• **What you have to do**:
What you need to do is retype every entry exactly as written.

========================

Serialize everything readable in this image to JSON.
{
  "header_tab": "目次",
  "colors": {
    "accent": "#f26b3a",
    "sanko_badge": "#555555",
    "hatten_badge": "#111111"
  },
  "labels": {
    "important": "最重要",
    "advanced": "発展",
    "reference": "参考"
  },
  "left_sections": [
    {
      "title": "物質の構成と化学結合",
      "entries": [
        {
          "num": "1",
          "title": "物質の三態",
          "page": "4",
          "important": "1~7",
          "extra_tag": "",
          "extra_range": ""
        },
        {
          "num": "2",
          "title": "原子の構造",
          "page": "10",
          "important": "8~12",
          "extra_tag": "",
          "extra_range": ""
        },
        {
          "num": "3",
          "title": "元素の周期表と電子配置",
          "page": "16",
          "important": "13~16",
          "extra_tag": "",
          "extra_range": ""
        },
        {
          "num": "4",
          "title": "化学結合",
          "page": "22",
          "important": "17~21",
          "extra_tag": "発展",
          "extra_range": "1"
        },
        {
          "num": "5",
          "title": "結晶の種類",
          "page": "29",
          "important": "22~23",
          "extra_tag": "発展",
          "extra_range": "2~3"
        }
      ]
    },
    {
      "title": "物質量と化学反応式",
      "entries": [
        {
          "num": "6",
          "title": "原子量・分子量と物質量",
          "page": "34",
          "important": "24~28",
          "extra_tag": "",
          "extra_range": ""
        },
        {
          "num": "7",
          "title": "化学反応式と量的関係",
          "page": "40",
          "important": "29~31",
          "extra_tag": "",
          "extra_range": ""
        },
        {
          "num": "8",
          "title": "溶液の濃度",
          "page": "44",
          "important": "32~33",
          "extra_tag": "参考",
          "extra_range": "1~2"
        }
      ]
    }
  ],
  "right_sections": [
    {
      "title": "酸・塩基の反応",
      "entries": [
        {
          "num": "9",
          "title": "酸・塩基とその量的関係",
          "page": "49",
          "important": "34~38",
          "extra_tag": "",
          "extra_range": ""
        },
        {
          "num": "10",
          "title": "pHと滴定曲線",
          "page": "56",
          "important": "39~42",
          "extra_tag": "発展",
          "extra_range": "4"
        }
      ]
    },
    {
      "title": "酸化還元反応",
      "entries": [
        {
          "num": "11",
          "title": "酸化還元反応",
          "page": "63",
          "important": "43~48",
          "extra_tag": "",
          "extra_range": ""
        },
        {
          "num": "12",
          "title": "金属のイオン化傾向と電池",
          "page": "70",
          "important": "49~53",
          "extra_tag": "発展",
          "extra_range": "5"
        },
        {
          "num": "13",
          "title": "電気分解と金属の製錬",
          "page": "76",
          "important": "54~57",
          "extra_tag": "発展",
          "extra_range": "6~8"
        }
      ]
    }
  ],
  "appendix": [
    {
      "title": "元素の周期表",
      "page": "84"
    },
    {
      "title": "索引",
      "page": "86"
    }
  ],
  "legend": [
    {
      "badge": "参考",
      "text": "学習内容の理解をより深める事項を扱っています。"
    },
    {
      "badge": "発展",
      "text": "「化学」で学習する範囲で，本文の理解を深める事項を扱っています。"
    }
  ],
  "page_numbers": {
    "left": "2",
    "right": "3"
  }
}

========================

• **Answer to this problem**:
Serialize everything readable in this image to JSON.
{
  "header_tab": "目次",
  "colors": {
    "accent": "#f26b3a",
    "sanko_badge": "#555555",
    "hatten_badge": "#111111"
  },
  "labels": {
    "important": "最重要",
    "advanced": "発展",
    "reference": "参考"
  },
  "left_sections": [
    {
      "title": "物質の構成と化学結合",
      "entries": [
        {
          "num": "1",
          "title": "物質の三態",
          "page": "4",
          "important": "1~7",
          "extra_tag": "",
          "extra_range": ""
        },
        {
          "num": "2",
          "title": "原子の構造",
          "page": "10",
          "important": "8~12",
          "extra_tag": "",
          "extra_range": ""
        },
        {
          "num": "3",
          "title": "元素の周期表と電子配置",
          "page": "16",
          "important": "13~16",
          "extra_tag": "",
          "extra_range": ""
        },
        {
          "num": "4",
          "title": "化学結合",
          "page": "22",
          "important": "17~21",
          "extra_tag": "発展",
          "extra_range": "1"
        },
        {
          "num": "5",
          "title": "結晶の種類",
          "page": "29",
          "important": "22~23",
          "extra_tag": "発展",
          "extra_range": "2~3"
        }
      ]
    },
    {
      "title": "物質量と化学反応式",
      "entries": [
        {
          "num": "6",
          "title": "原子量・分子量と物質量",
          "page": "34",
          "important": "24~28",
          "extra_tag": "",
          "extra_range": ""
        },
        {
          "num": "7",
          "title": "化学反応式と量的関係",
          "page": "40",
          "important": "29~31",
          "extra_tag": "",
          "extra_range": ""
        },
        {
          "num": "8",
          "title": "溶液の濃度",
          "page": "44",
          "important": "32~33",
          "extra_tag": "参考",
          "extra_range": "1~2"
        }
      ]
    }
  ],
  "right_sections": [
    {
      "title": "酸・塩基の反応",
      "entries": [
        {
          "num": "9",
          "title": "酸・塩基とその量的関係",
          "page": "49",
          "important": "34~38",
          "extra_tag": "",
          "extra_range": ""
        },
        {
          "num": "10",
          "title": "pHと滴定曲線",
          "page": "56",
          "important": "39~42",
          "extra_tag": "発展",
          "extra_range": "4"
        }
      ]
    },
    {
      "title": "酸化還元反応",
      "entries": [
        {
          "num": "11",
          "title": "酸化還元反応",
          "page": "63",
          "important": "43~48",
          "extra_tag": "",
          "extra_range": ""
        },
        {
          "num": "12",
          "title": "金属のイオン化傾向と電池",
          "page": "70",
          "important": "49~53",
          "extra_tag": "発展",
          "extra_range": "5"
        },
        {
          "num": "13",
          "title": "電気分解と金属の製錬",
          "page": "76",
          "important": "54~57",
          "extra_tag": "発展",
          "extra_range": "6~8"
        }
      ]
    }
  ],
  "appendix": [
    {
      "title": "元素の周期表",
      "page": "84"
    },
    {
      "title": "索引",
      "page": "86"
    }
  ],
  "legend": [
    {
      "badge": "参考",
      "text": "学習内容の理解をより深める事項を扱っています。"
    },
    {
      "badge": "発展",
      "text": "「化学」で学習する範囲で，本文の理解を深める事項を扱っています。"
    }
  ],
  "page_numbers": {
    "left": "2",
    "right": "3"
  }
}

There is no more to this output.